TASK PROMPT:
I'd like every line in the following listing that holds "joint" copied.

MATERIAL FOR THE TASK:
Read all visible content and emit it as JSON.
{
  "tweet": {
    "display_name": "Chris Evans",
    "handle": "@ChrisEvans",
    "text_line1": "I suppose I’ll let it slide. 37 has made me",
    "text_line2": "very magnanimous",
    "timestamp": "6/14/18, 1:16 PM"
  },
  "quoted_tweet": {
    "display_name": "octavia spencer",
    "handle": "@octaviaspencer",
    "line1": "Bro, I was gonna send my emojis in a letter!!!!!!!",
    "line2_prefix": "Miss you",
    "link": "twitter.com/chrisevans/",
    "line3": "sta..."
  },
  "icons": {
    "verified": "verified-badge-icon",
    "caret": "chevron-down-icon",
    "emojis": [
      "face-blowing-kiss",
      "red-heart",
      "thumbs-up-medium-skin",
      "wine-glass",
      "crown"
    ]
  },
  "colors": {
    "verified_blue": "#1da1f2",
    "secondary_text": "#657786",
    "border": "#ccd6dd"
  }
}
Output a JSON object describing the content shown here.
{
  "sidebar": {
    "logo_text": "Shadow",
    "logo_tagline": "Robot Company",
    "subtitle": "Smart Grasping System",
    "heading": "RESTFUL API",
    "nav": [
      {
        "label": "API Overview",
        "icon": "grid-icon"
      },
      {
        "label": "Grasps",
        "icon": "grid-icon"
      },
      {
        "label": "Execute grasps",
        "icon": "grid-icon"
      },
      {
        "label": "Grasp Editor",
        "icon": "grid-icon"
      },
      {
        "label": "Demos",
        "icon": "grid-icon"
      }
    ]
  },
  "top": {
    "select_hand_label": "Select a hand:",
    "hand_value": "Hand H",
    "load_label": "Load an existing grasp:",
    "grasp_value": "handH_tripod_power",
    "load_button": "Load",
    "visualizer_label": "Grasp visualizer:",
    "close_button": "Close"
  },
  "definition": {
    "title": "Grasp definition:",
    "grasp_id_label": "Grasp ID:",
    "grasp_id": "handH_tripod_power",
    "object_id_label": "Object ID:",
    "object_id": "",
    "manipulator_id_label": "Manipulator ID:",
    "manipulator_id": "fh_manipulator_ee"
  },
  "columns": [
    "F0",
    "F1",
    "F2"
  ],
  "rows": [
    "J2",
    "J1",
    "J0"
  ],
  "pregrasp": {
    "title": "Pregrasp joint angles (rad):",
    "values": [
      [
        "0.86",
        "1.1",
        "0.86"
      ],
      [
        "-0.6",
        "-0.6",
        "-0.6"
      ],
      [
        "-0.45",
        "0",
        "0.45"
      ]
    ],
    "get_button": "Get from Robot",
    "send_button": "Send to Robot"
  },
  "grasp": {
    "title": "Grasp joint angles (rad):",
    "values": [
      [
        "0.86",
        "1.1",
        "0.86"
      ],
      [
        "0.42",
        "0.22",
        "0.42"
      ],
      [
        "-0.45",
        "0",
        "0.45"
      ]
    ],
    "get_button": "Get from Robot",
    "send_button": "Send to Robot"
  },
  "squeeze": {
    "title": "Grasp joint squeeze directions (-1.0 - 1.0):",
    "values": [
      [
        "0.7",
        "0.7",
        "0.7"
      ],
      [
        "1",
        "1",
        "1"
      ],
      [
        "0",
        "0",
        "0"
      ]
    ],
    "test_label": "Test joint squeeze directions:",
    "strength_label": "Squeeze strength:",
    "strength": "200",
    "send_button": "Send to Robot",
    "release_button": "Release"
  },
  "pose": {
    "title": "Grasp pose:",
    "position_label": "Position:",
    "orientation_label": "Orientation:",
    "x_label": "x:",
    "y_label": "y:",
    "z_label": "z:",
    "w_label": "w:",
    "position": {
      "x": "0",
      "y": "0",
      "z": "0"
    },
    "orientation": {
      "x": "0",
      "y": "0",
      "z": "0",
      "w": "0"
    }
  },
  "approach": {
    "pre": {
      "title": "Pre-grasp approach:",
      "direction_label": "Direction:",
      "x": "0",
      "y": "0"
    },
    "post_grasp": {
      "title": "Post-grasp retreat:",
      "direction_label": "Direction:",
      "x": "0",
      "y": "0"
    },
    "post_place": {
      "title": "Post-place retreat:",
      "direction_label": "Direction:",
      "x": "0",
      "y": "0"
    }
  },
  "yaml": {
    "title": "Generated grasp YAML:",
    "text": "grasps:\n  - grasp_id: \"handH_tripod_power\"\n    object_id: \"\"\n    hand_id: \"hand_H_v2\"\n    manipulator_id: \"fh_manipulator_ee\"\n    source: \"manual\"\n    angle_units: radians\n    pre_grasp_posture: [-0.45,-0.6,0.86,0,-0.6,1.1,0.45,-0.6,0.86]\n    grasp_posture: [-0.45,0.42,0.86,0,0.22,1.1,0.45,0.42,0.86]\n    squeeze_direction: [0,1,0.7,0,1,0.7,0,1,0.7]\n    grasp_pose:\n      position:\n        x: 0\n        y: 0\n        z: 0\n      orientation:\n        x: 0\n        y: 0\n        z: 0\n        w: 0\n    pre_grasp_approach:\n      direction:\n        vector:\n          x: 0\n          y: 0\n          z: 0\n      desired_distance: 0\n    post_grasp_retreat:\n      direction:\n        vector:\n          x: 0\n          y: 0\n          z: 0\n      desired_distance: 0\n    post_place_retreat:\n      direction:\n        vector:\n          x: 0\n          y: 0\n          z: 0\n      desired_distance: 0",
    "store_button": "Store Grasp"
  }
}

REPLY:
    "title": "Pregrasp joint angles (rad):",
    "title": "Grasp joint angles (rad):",
    "title": "Grasp joint squeeze directions (-1.0 - 1.0):",
    "test_label": "Test joint squeeze directions:",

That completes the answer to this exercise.